Free wood scraps at the lumber yard

You can ask for wood cut offs from Home Depot, Lowes, or other places where you can buy lumber. A lot of the time you can get these for free. You can then ask the woodshop to cut the pieces to whatever dimensions you want. 

What to make with them: Jenga pieces

You can get 2-foot x 4-foot wood cuttings cut into 10 ½-inch long blocks. You need 54 blocks to make an oversized game of Jenga. This can be a great gift as a game to play with loved ones. After getting the pieces cut, you should sand the edges to prevent any splinters while playing the game. This online tutorial also recommends building a wooden base for the game but, in all honesty, you can probably skip that part and get right to playing.

What to make with them: a hula hoop shelf

This project can also be made using wood cuttings. It works best with 8’x1’ boards. You also need a hula hoop, a screwdriver, a drill bit, screws, and spray paint. This example used wood stain for the board. Instead, you could paint them. High-end versions of this shelf retail for up to $200 and you could make it for so much less. Here’s a video tutorial.

 

Return to Buy Less, Give More main page for other gift ideas

 

Isabel Brown
Consumer Watchdog, Associate

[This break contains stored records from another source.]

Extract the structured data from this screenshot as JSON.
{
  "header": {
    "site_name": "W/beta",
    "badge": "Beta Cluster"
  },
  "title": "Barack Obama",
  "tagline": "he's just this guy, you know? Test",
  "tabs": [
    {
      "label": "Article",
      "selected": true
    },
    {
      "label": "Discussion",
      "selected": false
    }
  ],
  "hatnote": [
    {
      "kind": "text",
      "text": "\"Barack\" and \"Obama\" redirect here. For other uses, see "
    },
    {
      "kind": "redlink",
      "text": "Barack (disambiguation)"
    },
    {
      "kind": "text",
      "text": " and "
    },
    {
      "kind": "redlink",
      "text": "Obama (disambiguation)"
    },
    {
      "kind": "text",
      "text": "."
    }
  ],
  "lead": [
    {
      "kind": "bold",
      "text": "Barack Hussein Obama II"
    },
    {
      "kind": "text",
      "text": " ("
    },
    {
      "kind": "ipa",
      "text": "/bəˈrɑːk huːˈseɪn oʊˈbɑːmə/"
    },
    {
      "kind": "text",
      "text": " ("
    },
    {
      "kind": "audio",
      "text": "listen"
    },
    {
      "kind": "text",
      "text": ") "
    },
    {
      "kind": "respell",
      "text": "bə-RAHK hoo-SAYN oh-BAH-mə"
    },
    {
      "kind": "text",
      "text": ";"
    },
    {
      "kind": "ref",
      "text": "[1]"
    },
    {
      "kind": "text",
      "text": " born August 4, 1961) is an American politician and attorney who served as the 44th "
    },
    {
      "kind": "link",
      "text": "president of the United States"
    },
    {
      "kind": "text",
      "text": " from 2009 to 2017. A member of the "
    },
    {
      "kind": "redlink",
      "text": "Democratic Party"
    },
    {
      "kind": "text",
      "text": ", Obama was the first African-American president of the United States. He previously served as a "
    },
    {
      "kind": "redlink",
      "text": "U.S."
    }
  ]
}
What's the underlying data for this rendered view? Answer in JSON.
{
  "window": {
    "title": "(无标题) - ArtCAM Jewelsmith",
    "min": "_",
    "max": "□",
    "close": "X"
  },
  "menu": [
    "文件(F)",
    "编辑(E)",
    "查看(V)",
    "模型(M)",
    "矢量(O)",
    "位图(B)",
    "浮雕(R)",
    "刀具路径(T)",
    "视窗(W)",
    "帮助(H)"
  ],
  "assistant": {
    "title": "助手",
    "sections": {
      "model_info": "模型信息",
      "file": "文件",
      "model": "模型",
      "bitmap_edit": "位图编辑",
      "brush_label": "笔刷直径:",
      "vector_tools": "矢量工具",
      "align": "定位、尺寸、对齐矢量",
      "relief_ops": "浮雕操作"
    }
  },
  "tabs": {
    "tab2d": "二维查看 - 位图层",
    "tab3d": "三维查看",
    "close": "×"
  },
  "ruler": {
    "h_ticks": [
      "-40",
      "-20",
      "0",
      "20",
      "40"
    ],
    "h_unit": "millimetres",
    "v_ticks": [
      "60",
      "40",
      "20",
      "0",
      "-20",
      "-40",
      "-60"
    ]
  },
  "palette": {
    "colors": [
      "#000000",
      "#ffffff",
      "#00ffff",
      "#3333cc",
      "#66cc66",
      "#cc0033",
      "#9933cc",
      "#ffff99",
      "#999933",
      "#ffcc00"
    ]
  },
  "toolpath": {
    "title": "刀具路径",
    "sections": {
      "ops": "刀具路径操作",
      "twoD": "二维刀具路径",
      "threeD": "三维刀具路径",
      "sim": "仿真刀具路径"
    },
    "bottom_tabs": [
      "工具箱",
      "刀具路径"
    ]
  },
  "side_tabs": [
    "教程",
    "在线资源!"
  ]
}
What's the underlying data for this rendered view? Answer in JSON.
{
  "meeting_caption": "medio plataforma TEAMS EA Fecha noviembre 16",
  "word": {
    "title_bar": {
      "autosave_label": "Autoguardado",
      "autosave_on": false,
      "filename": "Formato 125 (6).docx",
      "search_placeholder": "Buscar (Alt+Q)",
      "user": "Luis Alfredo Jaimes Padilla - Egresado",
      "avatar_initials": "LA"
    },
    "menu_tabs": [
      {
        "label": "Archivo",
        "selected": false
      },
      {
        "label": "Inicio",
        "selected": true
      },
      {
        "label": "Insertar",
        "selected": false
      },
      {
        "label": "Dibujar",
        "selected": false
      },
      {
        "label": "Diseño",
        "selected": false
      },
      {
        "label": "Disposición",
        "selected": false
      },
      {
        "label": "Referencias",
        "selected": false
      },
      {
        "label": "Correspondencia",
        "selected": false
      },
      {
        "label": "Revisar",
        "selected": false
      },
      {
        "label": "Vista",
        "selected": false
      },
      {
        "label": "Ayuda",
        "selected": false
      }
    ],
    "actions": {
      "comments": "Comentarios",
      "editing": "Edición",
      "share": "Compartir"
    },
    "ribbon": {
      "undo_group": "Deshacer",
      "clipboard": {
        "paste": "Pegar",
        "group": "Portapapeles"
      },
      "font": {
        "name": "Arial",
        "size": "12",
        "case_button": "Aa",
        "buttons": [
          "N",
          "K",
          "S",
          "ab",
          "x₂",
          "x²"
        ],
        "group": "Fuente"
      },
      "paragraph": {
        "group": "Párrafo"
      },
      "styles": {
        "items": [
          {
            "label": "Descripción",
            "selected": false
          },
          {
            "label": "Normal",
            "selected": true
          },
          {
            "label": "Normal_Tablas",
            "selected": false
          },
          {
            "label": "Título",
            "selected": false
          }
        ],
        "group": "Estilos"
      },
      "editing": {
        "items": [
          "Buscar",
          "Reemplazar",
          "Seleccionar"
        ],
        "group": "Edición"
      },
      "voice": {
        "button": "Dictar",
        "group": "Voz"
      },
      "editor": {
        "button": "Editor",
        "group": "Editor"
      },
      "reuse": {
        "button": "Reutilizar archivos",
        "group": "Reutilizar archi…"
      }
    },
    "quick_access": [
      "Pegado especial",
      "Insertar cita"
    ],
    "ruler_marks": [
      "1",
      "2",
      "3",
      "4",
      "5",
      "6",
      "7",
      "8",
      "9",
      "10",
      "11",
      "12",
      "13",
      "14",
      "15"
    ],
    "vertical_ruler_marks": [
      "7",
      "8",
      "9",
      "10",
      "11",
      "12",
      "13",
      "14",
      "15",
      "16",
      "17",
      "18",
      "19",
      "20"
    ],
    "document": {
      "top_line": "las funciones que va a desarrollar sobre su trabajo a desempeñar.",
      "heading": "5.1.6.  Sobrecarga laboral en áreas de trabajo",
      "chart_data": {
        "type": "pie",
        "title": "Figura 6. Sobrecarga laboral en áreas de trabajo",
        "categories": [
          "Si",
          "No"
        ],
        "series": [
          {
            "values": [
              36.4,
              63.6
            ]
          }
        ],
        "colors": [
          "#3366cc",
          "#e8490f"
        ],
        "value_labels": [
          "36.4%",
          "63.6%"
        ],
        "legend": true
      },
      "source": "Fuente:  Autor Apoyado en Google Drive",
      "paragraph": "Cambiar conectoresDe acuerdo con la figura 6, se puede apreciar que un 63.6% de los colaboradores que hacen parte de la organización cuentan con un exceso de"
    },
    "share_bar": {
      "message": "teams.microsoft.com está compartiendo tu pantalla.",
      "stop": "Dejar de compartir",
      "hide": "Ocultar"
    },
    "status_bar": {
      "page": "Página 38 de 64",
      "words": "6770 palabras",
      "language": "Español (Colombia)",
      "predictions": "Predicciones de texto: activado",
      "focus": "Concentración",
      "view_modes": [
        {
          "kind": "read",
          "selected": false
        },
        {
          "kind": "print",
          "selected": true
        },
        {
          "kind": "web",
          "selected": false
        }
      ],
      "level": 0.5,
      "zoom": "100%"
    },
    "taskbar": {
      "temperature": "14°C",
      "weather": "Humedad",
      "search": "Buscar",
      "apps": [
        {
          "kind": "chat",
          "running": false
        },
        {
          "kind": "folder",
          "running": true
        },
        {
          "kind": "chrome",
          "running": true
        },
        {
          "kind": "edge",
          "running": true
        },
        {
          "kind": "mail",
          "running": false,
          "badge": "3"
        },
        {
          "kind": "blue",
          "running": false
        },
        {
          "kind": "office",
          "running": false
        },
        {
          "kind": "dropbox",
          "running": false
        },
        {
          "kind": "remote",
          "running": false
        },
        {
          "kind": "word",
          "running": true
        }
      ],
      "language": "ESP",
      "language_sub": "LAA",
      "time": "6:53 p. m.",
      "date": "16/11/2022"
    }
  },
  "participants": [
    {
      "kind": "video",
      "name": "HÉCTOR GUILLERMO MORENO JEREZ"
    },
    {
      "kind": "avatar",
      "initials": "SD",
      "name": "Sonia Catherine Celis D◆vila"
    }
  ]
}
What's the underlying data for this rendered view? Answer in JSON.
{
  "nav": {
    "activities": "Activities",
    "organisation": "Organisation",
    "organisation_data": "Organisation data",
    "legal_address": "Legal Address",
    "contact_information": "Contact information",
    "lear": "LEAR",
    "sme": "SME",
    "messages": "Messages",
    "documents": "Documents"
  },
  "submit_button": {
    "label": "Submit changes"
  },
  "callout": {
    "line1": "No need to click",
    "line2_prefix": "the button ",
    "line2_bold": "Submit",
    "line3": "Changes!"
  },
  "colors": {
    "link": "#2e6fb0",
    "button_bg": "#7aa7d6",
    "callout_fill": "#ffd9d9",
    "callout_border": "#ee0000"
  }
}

Author: Isabel Brown

Consumer Watchdog, Associate

Started on staff: 2021
B.A., Oberlin College

Isabel creates social media content for the Consumer Watchdog team and manages Shep the Consumer Watchdog. Isabel lives in Philadelphia, where she enjoys community art classes, crafting with recycled materials, and bothering her partner's cat.